How does living in this world affect my main character’s daily Life?
After I tackled some of the larger scale questions, it was time to look at how Sadie’s daily life would be affected. I wanted to impress upon the audience from the very beginning what a burden it would be for a hapless person to live in a world where bad luck was far more than an inconvenience. So in the very first chapter, I put Sadie in a situation familiar to most school-aged children—walking down a sidewalk and avoiding cracks. Then I twisted the lens by showing a mother with a halo cast, an “all too common sight in Fortune Falls.” Providing this bridge of the familiar and then skewing the expected outcome, or gravity of the situation, was crucial for building a strange, but believable world.
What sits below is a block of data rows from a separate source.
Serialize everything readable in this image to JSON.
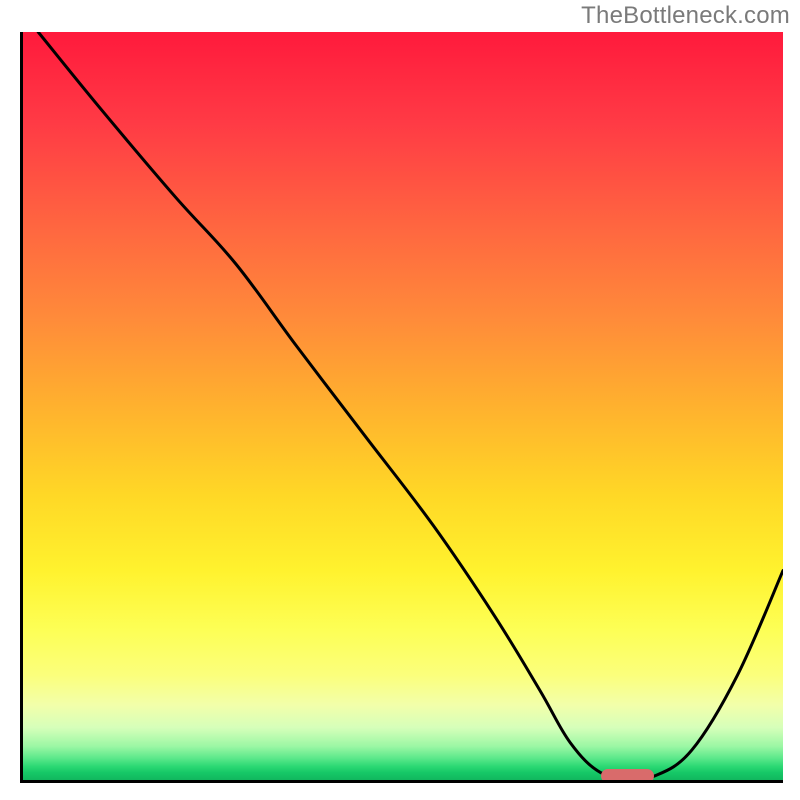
{
  "watermark": "TheBottleneck.com",
  "chart_data": {
    "type": "line",
    "title": "",
    "xlabel": "",
    "ylabel": "",
    "xlim": [
      0,
      100
    ],
    "ylim": [
      0,
      100
    ],
    "grid": false,
    "legend": false,
    "series": [
      {
        "name": "bottleneck-curve",
        "x": [
          2,
          10,
          20,
          28,
          36,
          45,
          54,
          62,
          68,
          72,
          76,
          80,
          83,
          88,
          94,
          100
        ],
        "values": [
          100,
          90,
          78,
          69,
          58,
          46,
          34,
          22,
          12,
          5,
          1,
          0.5,
          0.5,
          4,
          14,
          28
        ]
      }
    ],
    "marker": {
      "name": "optimal-range",
      "x_start": 76,
      "x_end": 83,
      "y": 0.5,
      "color": "#d96b6b"
    },
    "background_gradient": {
      "top": "#ff1a3c",
      "mid_upper": "#ffb12e",
      "mid_lower": "#fdff56",
      "bottom": "#11b75e"
    }
  }
}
Exploring what impact all of this would have on Sadie’s character was the final, fundamental aspect of making this outlandish tale seem possible. Knowing that fate wasn’t on her side, it seemed unlikely that Sadie would be bold and reckless. But I couldn’t have her be too disparaged either, or it wouldn’t be believable that she was resilient enough to overcome the obstacles before her. It was clear she needed places in her life where she could find redemption. This redemption comes for Sadie in the form of friendship and learning to rely on her own cleverness and aptitude to see her way through some very bleak times.
Once I restructured my approach to writing Fortune Falls, things went much smoother. Writing is forever a learning process. At least I know now that if I’m going to set my stories in twisted worlds, I must ask myself some very probing questions before I ever start building.
Jenny Goebel is the author of Fortune Falls, Grave Images, and The 39 Clues: Doublecross Book 3: Mission Hurricane. She lives in Colorado with her husband and three sons who avoid stepping on cracks and walking under ladders, but have been known to consort with black cats.